When I was a teenager, my mom tried to convince me to become a nurse. As a nurse herself, she told me about the rewards of helping people, the challenges of medicine, and the job opportunities. I politely declined. Blood made me squeamish. So I became a lawyer instead. I wanted 2.5 children, a house in the suburbs, and maybe a dog. I expected to have healthy children. Like many of us, I hoped my life would follow a certain path. But life never goes exactly how we plan it.
Do I wish it had? Not really. And let me tell you why. By the age of thirty-five, I’d had three children in a three-year period—all boys. I had my own business, and I felt like I was only a few lanes off of my original map for my life. But that would all soon change. When my youngest son was two years old, he was diagnosed with a rare genetic condition called Hunter syndrome, or mucopolysaccharidosis type II. It’s a long name for a terrible disease. The average life span is in the teens, after a child has slowly lost their mental and physical abilities. There is no cure. I grieved intensely for about a year, although there was actually little time to grieve.
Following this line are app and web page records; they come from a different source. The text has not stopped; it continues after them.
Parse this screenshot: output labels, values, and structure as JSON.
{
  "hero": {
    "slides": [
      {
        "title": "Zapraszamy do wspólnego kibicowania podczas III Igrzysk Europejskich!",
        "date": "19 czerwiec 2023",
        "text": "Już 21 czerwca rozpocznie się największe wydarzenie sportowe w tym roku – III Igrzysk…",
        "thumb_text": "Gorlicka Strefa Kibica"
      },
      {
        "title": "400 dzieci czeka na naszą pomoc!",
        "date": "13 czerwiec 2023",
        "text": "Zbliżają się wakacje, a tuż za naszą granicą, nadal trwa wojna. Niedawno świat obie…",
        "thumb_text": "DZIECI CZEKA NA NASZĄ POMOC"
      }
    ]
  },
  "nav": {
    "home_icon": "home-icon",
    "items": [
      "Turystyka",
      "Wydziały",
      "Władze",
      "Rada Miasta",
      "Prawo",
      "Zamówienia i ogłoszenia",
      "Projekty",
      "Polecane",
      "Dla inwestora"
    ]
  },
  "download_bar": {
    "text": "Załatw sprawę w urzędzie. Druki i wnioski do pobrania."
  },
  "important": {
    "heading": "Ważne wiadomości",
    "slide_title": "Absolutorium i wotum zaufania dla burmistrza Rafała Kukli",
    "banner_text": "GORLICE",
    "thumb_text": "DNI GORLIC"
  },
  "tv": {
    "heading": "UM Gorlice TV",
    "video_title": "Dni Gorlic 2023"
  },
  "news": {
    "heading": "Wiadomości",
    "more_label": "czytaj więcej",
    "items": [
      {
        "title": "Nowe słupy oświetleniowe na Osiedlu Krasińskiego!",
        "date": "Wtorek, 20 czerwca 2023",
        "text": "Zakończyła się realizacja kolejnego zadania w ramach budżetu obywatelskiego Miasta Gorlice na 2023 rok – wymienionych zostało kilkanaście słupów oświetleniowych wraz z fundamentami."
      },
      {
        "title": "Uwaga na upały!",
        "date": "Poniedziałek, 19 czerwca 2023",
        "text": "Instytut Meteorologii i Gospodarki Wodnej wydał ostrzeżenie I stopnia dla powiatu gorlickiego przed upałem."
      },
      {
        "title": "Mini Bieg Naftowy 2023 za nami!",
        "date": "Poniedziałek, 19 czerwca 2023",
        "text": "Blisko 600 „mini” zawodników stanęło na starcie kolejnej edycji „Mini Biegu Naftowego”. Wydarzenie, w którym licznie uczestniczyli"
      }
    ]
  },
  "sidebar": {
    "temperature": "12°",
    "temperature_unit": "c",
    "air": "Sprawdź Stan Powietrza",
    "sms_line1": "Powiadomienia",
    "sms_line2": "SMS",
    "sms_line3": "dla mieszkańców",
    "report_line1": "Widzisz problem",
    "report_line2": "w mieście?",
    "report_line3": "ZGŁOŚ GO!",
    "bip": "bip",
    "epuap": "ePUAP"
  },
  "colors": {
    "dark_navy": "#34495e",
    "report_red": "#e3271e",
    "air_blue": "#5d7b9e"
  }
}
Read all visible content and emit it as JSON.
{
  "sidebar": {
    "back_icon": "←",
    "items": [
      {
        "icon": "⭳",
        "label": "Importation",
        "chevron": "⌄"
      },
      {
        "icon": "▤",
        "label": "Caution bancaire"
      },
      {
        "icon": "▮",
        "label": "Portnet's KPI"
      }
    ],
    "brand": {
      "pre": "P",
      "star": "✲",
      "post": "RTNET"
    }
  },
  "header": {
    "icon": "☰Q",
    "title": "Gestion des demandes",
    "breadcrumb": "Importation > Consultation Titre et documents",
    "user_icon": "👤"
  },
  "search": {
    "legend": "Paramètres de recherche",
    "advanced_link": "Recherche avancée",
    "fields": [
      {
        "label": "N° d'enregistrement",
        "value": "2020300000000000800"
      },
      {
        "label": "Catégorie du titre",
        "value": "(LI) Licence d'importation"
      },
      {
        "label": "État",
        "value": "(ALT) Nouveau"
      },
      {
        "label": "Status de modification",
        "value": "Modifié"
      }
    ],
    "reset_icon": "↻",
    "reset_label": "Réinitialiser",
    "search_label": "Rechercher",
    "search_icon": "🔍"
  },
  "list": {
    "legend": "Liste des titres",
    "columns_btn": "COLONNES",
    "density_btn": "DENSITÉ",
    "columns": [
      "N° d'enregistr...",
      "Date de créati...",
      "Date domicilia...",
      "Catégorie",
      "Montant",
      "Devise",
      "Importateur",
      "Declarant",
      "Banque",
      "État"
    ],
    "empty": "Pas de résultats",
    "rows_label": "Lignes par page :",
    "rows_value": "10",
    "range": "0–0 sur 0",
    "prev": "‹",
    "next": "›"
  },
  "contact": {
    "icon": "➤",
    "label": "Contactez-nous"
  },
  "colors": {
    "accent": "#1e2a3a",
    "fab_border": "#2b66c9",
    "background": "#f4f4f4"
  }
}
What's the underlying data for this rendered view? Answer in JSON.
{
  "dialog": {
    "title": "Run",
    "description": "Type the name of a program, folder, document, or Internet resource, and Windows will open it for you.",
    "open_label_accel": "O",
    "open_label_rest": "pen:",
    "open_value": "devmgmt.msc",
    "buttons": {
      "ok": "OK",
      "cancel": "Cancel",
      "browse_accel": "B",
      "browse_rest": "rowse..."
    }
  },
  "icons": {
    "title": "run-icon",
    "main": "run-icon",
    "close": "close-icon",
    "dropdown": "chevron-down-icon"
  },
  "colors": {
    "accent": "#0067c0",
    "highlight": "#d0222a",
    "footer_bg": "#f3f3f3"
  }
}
My son started seeing medical specialists. He had several surgeries. He started a weekly infusion treatment that involved a full day at the hospital each week. Every Wednesday night, I loaded up my car with toys, electronics, a stack of DVDs, and a wheelchair. I looked into the trunk and checked my list; I always seemed to forget something. Preparing for a day at the hospital involved tangible planning, like packing the car and arranging childcare for my two other kids. It also involved emotional planning. I’d often shed a few tears, because despite all the preparation, it never felt normal to take my child to the hospital. My weary heart anticipated that, in all likelihood, the day would involve more than one needle poke, screaming, and a growing sense of loneliness I rarely shared with anyone. Since my son was only two years old, he adapted for a while. Until he didn’t.
I still remember the particular infusion visit where his veins collapsed three times. My son lost it. Kicking and screaming, it took an entire medical team to finish the infusion and get through the day. That one disastrous visit turned into two. Two turned into three. Appointments became all about how to manage his extreme feelings and reactions to everything the medical team was trying to do—things that needed to be done in order to treat his condition, things like IVs, anesthesia masks, needle pokes for infusions and blood draws, even blood pressure checks. He refused to let people lift his shirt anymore for regular exams. He kicked and screamed as if he was being tortured. Using the anesthesia mask required five people to hold him down. Weekly needle sticks in his port-a-cath for infusions of his life-sustaining medication required someone to hold his arms and legs. I was exhausted. And I was heartbroken because I wasn’t sure what to do. I didn’t know what had happened to my son. He seemed so . . .traumatized.
At first, I didn’t even know what to call what was happening. A friend mentioned the phrase medical trauma, and after some research, it felt so familiar. I scoured the Internet for more about what was going on with my son. I searched for and called experts. Could anyone help him? Unfortunately for us, there was no one in our area who worked with cognitively impaired children, so I was on my own, with help from child life services at our local hospital. There was no child psychologist on staff. I searched for a book to help me but couldn’t find one. So I took notes. Managing my son’s medical trauma became a part-time job, along with all the medical appointments he had. We accumulated lots of practice medical supplies (check out chapter 19 on desensitization and chapter 20 on medical play).We labeled all his procedures and appointments with short words or phrases he could understand (see chapter 15 on communication). He was given choices. Always.
For many years now, learning and putting into practice how to help my son manage his medical trauma has been a focal point of our journey. At some point, I also had to acknowledge and deal with my own emotions associated with the role I’ve played for many years in his medical care. I put on a happy face and work to make the medical world interesting and fun for him. But it’s often an act. On some days, I pat myself on the back. On other days, I cry in the car. But no matter what, I keep going. My son needs me.
The appointments still come and go. The surgeries, the infusions, the therapies, they’re still with us. But now we face them from a place of knowledge and experience. We also look forward to the joyful moments, putting medical challenges in the context of our entire lives. After reading this book, I hope you can too.
This book was written for parents of children with rare diseases but also those parents whose children just have a fear of shots or doctor’s offices. You can read more at afraidofthedoctor.com